====== Records for processing
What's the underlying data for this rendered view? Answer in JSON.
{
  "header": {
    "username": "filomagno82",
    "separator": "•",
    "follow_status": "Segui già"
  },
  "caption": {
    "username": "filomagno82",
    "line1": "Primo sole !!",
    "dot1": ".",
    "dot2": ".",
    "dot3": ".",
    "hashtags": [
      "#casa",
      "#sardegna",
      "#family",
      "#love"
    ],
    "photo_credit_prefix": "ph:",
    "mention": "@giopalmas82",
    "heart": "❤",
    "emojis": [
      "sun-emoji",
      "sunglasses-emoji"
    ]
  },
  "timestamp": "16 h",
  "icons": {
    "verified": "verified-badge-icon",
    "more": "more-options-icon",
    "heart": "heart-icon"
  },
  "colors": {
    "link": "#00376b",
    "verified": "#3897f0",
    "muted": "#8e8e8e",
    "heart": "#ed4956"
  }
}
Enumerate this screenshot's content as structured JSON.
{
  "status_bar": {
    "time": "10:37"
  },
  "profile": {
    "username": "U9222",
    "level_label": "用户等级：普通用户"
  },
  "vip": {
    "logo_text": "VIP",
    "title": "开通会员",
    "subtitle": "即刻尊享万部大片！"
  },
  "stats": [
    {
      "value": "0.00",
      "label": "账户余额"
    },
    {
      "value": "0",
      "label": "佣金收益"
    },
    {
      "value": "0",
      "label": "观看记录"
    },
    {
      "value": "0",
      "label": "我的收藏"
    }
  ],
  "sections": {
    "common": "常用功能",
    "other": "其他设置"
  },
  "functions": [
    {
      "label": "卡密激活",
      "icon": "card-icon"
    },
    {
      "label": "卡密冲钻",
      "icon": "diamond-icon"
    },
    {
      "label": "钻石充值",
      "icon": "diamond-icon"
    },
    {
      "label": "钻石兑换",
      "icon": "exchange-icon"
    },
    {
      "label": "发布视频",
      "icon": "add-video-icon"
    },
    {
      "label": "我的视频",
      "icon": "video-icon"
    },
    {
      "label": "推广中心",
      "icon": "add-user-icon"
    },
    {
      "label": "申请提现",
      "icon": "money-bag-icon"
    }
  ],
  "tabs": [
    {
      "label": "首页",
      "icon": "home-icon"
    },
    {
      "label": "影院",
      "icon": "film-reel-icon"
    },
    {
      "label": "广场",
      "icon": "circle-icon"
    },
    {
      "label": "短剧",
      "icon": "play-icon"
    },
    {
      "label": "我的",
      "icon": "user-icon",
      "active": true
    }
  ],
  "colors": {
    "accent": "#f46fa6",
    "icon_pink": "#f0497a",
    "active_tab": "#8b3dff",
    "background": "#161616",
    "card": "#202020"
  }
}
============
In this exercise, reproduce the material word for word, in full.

_Worked solution_
What's the underlying data for this rendered view? Answer in JSON.
{
  "header": {
    "username": "filomagno82",
    "separator": "•",
    "follow_status": "Segui già"
  },
  "caption": {
    "username": "filomagno82",
    "line1": "Primo sole !!",
    "dot1": ".",
    "dot2": ".",
    "dot3": ".",
    "hashtags": [
      "#casa",
      "#sardegna",
      "#family",
      "#love"
    ],
    "photo_credit_prefix": "ph:",
    "mention": "@giopalmas82",
    "heart": "❤",
    "emojis": [
      "sun-emoji",
      "sunglasses-emoji"
    ]
  },
  "timestamp": "16 h",
  "icons": {
    "verified": "verified-badge-icon",
    "more": "more-options-icon",
    "heart": "heart-icon"
  },
  "colors": {
    "link": "#00376b",
    "verified": "#3897f0",
    "muted": "#8e8e8e",
    "heart": "#ed4956"
  }
}
Enumerate this screenshot's content as structured JSON.
{
  "status_bar": {
    "time": "10:37"
  },
  "profile": {
    "username": "U9222",
    "level_label": "用户等级：普通用户"
  },
  "vip": {
    "logo_text": "VIP",
    "title": "开通会员",
    "subtitle": "即刻尊享万部大片！"
  },
  "stats": [
    {
      "value": "0.00",
      "label": "账户余额"
    },
    {
      "value": "0",
      "label": "佣金收益"
    },
    {
      "value": "0",
      "label": "观看记录"
    },
    {
      "value": "0",
      "label": "我的收藏"
    }
  ],
  "sections": {
    "common": "常用功能",
    "other": "其他设置"
  },
  "functions": [
    {
      "label": "卡密激活",
      "icon": "card-icon"
    },
    {
      "label": "卡密冲钻",
      "icon": "diamond-icon"
    },
    {
      "label": "钻石充值",
      "icon": "diamond-icon"
    },
    {
      "label": "钻石兑换",
      "icon": "exchange-icon"
    },
    {
      "label": "发布视频",
      "icon": "add-video-icon"
    },
    {
      "label": "我的视频",
      "icon": "video-icon"
    },
    {
      "label": "推广中心",
      "icon": "add-user-icon"
    },
    {
      "label": "申请提现",
      "icon": "money-bag-icon"
    }
  ],
  "tabs": [
    {
      "label": "首页",
      "icon": "home-icon"
    },
    {
      "label": "影院",
      "icon": "film-reel-icon"
    },
    {
      "label": "广场",
      "icon": "circle-icon"
    },
    {
      "label": "短剧",
      "icon": "play-icon"
    },
    {
      "label": "我的",
      "icon": "user-icon",
      "active": true
    }
  ],
  "colors": {
    "accent": "#f46fa6",
    "icon_pink": "#f0497a",
    "active_tab": "#8b3dff",
    "background": "#161616",
    "card": "#202020"
  }
}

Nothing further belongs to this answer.